# Problem to solve
Report every line in the records below that holds the word "icon".

= = =

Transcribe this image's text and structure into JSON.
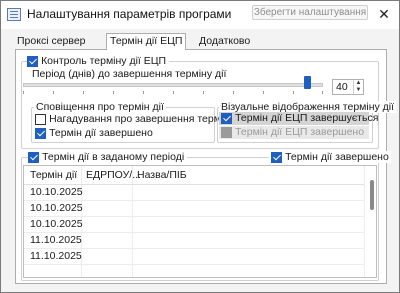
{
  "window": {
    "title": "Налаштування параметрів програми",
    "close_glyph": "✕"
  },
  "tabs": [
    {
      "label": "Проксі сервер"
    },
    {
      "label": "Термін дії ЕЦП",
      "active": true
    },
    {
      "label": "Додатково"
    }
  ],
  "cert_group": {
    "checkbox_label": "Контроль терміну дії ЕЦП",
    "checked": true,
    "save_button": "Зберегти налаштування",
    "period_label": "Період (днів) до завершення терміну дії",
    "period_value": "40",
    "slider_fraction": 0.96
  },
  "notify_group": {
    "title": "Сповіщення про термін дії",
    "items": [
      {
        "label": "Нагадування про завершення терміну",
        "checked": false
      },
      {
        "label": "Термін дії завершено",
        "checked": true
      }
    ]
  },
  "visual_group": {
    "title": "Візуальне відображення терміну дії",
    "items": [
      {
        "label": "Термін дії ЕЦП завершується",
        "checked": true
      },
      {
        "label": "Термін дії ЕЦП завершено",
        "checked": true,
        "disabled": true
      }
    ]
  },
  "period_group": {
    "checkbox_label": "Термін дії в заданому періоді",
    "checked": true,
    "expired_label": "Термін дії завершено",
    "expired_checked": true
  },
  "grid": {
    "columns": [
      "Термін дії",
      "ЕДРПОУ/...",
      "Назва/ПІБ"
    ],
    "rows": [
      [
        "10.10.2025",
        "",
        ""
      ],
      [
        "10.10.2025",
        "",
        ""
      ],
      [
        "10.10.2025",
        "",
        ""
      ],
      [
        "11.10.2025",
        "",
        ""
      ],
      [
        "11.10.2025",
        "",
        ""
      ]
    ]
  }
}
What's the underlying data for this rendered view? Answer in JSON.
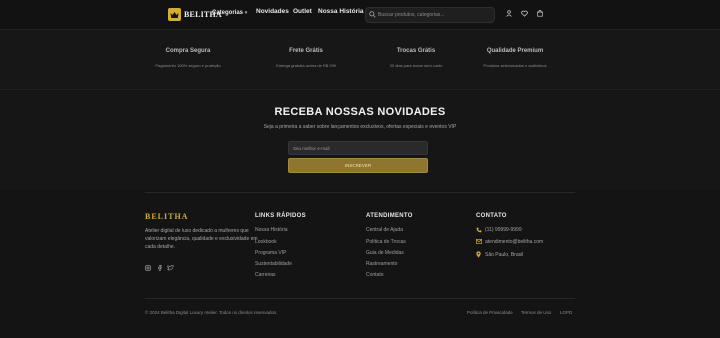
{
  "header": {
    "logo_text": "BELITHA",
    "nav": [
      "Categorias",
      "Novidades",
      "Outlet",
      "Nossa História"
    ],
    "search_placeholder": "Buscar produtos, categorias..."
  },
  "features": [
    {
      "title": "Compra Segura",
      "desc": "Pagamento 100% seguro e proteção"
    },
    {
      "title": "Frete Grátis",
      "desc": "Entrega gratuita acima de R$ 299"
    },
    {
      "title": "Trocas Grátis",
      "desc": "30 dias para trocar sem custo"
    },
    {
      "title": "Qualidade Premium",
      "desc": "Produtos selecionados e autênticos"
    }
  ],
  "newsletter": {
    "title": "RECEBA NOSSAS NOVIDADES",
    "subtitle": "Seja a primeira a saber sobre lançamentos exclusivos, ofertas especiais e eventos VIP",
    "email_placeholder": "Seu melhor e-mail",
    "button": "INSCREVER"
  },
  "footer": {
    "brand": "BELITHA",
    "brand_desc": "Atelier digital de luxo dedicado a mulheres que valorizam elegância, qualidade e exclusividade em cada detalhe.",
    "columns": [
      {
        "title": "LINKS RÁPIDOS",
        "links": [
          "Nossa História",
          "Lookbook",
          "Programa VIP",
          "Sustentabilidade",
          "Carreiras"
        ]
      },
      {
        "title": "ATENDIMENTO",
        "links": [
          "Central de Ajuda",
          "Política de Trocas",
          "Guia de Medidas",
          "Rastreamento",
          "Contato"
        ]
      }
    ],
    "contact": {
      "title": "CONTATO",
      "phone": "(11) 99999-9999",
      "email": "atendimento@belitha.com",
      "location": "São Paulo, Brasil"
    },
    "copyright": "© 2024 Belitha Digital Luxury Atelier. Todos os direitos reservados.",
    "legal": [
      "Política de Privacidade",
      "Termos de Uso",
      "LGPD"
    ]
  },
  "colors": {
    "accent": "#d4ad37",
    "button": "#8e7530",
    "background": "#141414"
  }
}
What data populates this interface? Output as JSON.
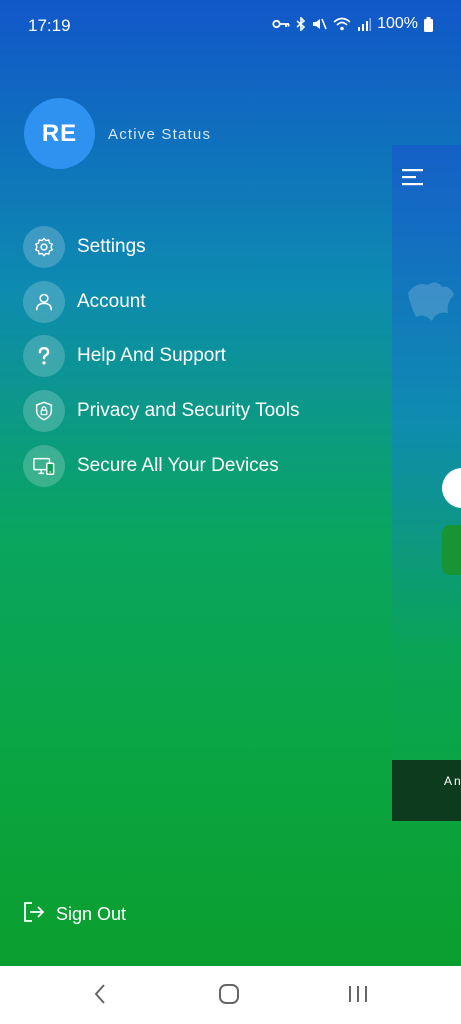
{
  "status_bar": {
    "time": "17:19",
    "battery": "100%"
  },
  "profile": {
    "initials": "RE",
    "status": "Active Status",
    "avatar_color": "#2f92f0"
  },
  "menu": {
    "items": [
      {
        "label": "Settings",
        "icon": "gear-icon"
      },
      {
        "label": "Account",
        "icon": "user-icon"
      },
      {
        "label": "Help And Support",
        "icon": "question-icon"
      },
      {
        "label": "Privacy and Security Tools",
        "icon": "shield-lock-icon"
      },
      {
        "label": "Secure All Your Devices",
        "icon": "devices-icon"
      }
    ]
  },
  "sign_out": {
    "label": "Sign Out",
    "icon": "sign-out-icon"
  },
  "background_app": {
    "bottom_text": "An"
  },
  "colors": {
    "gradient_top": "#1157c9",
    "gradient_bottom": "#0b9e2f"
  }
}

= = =

# Result of this exercise
        "icon": "gear-icon"
        "icon": "user-icon"
        "icon": "question-icon"
        "icon": "shield-lock-icon"
        "icon": "devices-icon"
    "icon": "sign-out-icon"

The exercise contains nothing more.